Following the success of ANNIE MOORE in 2018 – the first software developed to optimise resettlement outcomes for refugees – Alex Teytelboym has collaborated with HIAS and Andrew Trapp from Worcester Polytechnic Institute again to create another pioneering matching algorithm. The new platform, known as RUTH (which stands for Refugees Uniting Through HIAS) improves upon the previous version by allowing refugees and hosts to be matched through consideration of their preferences, thereby making the relocation process faster and more transparent, according to the developers:

“This is the first time ever that preferences of refugees and priorities of hosts have been systematically used in the resettlement process,” said Dr Trapp, Associate Professor of Operations and Industrial Engineering at Worcester Polytechnic Institute, “This is the first time ever that preferences of refugees and priorities of hosts have been systematically used in the resettlement process.”

Oxford Department of Economics Associate Professor Alex Teytelboym, added:

“We think people are more likely to thrive in places where they prefer to live. Citizens are given a choice about almost anything of such consequence — so why shouldn’t refugees?”

The platform has already achieved evident success in the form of the resettling of Odessa residents Max and Yuna* who fled Ukraine on the day the Russian invasion began in February 2022.

The couple, both in their early 20s, spent several months in Poland before they started applying for relocation to the United States with the help of HIAS in September. Max and Yuna were among the first to use RUTH; the new matching algorithm allowed them to list their preferences about where to be resettled, and any special requirements they might have.

Having arrived in the U.S. in November, they have now settled in the village of Huntington, New York, where they live in an apartment with their dog, Zhuzha. They knew from the beginning that they wanted to get to the New York City area, where Yuna has a friend with whom she has something important in common; “She sings for the Metropolitan Opera, and I’m an opera singer, too. So it’s a little connection that I had, the only one in America.”

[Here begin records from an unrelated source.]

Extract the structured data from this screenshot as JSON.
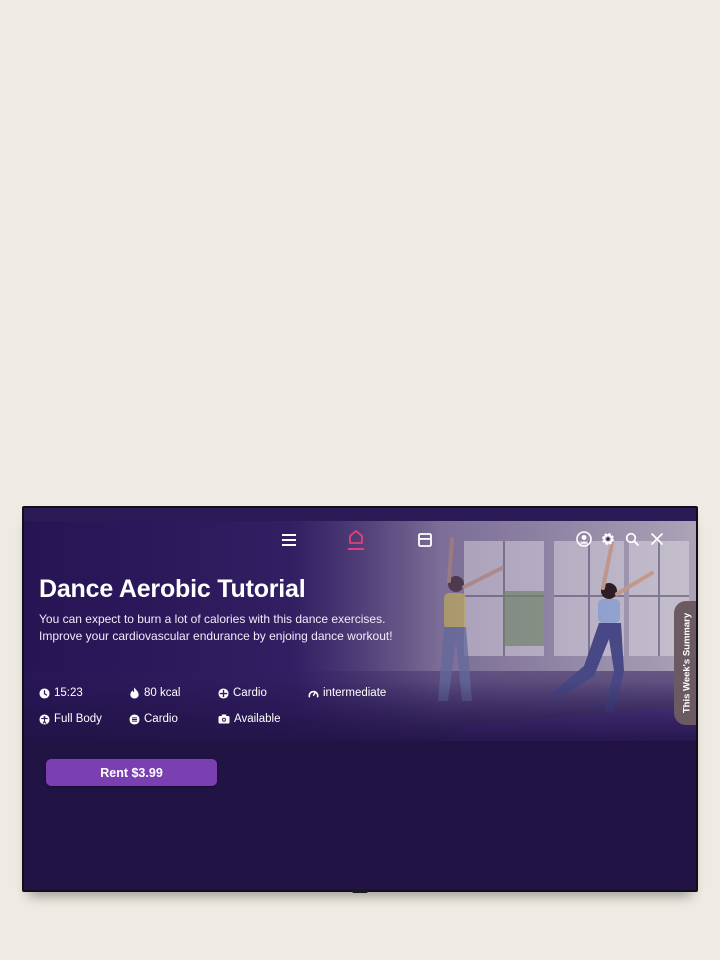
{
  "nav": {
    "menu_icon": "hamburger-icon",
    "home_icon": "home-icon",
    "library_icon": "library-icon",
    "profile_icon": "profile-icon",
    "settings_icon": "gear-icon",
    "search_icon": "search-icon",
    "close_icon": "close-icon",
    "active_tab": "home"
  },
  "hero": {
    "title": "Dance Aerobic Tutorial",
    "description_line1": "You can expect to burn a lot of calories with this dance exercises.",
    "description_line2": "Improve your cardiovascular endurance by enjoing dance workout!"
  },
  "meta": {
    "duration": "15:23",
    "calories": "80 kcal",
    "category": "Cardio",
    "level": "intermediate",
    "body_part": "Full Body",
    "type": "Cardio",
    "camera": "Available"
  },
  "summary_tab": {
    "label": "This Week's Summary"
  },
  "actions": {
    "rent_label": "Rent $3.99"
  },
  "colors": {
    "background": "#efebe4",
    "screen": "#211445",
    "accent_pink": "#e0407a",
    "button": "#7a3fb0"
  }
}
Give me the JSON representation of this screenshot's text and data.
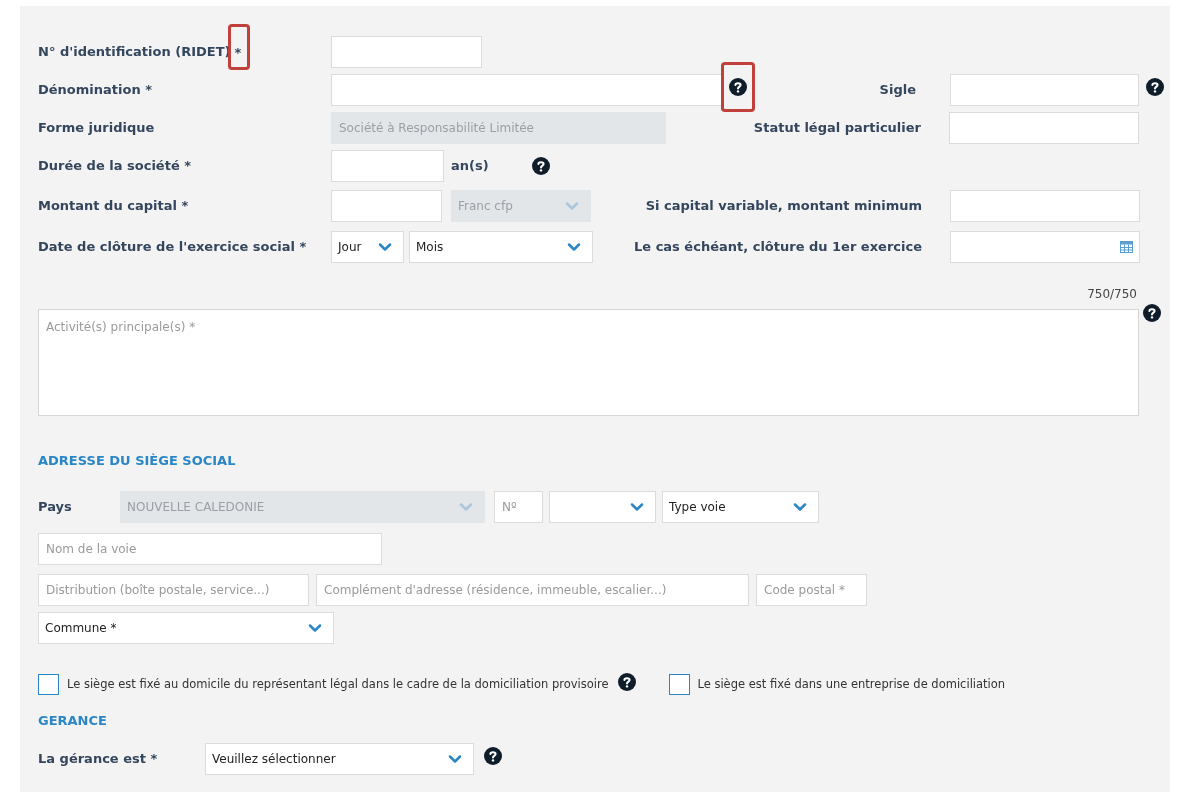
{
  "identification": {
    "label": "N° d'identification (RIDET)",
    "required_mark": "*",
    "mark_highlighted": true
  },
  "denomination": {
    "label": "Dénomination *",
    "help_highlighted": true
  },
  "sigle": {
    "label": "Sigle"
  },
  "forme_juridique": {
    "label": "Forme juridique",
    "value": "Société à Responsabilité Limitée",
    "disabled": true
  },
  "statut": {
    "label": "Statut légal particulier"
  },
  "duree": {
    "label": "Durée de la société *",
    "unit": "an(s)"
  },
  "capital": {
    "label": "Montant du capital *",
    "currency": {
      "value": "Franc cfp",
      "disabled": true
    }
  },
  "capital_variable": {
    "label": "Si capital variable, montant minimum"
  },
  "date_cloture": {
    "label": "Date de clôture de l'exercice social *",
    "day": "Jour",
    "month": "Mois"
  },
  "premiere_cloture": {
    "label": "Le cas échéant, clôture du 1er exercice"
  },
  "activite": {
    "placeholder": "Activité(s) principale(s) *",
    "counter": "750/750"
  },
  "adresse": {
    "heading": "ADRESSE DU SIÈGE SOCIAL",
    "pays_label": "Pays",
    "pays": {
      "value": "NOUVELLE CALEDONIE",
      "disabled": true
    },
    "numero_placeholder": "Nº",
    "type_voie": "Type voie",
    "nom_voie_placeholder": "Nom de la voie",
    "distribution_placeholder": "Distribution (boîte postale, service...)",
    "complement_placeholder": "Complément d'adresse (résidence, immeuble, escalier...)",
    "code_postal_placeholder": "Code postal *",
    "commune": "Commune *"
  },
  "checkboxes": [
    {
      "label": "Le siège est fixé au domicile du représentant légal dans le cadre de la domiciliation provisoire",
      "checked": false,
      "help": true
    },
    {
      "label": "Le siège est fixé dans une entreprise de domiciliation",
      "checked": false,
      "help": false
    }
  ],
  "gerance": {
    "heading": "GERANCE",
    "label": "La gérance est *",
    "select": "Veuillez sélectionner"
  }
}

The couple said their positive introduction to life in the U.S. has helped them cope with their sadness about leaving Ukraine, the difficulties communicating with relatives back home amid constant power outages, and the fear that they will never again see Max’s elderly relatives who are trapped in his Russian-occupied hometown in south-eastern Ukraine.

“We’re very grateful for HIAS that they invited us here in the first place,” Yuna said. “We will be grateful as long as we will be alive because it’s a very big decision for us to move so far from our home.”

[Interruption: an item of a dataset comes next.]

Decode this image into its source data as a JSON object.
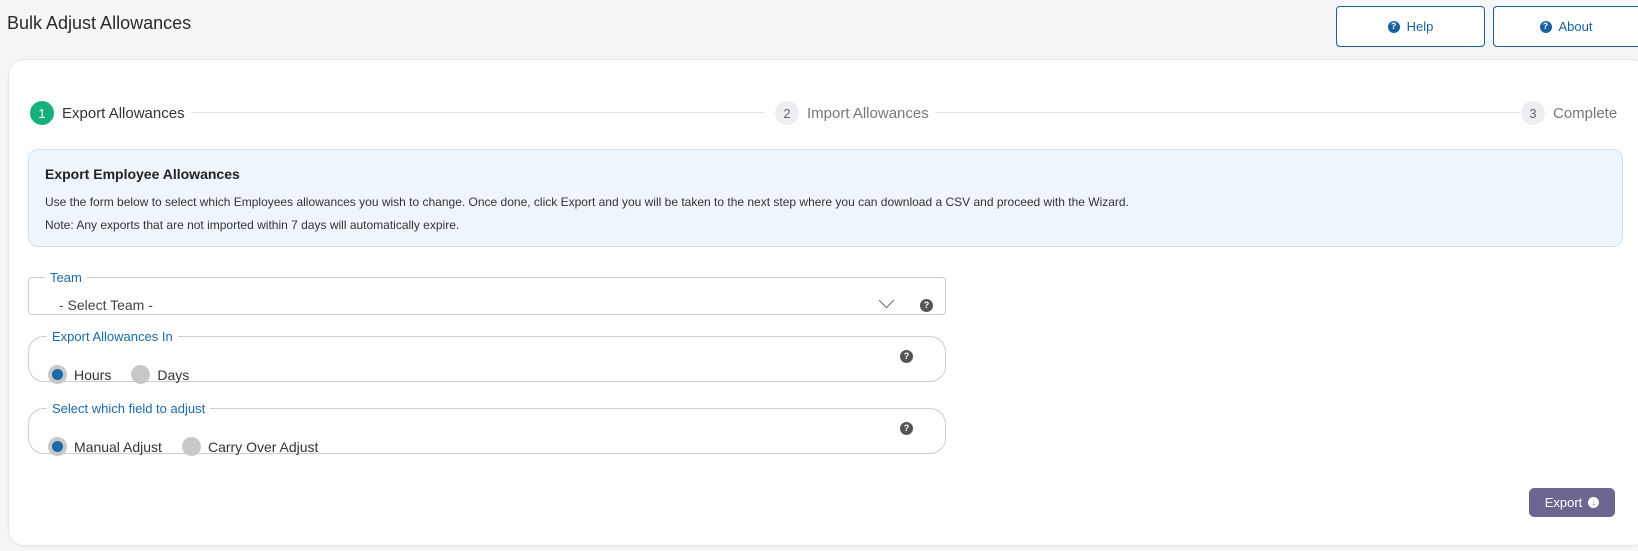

HIAS is an organisation that works to provide vital services to refugees and asylum seekers around the world and advocates for their fundamental rights so they can rebuild their lives.

* First names only used for beneficiaries’ safety

Original version of this article written by Brian Zumhagen can be found on the HIAS website

refugee woman holds flag of Ukraine up to window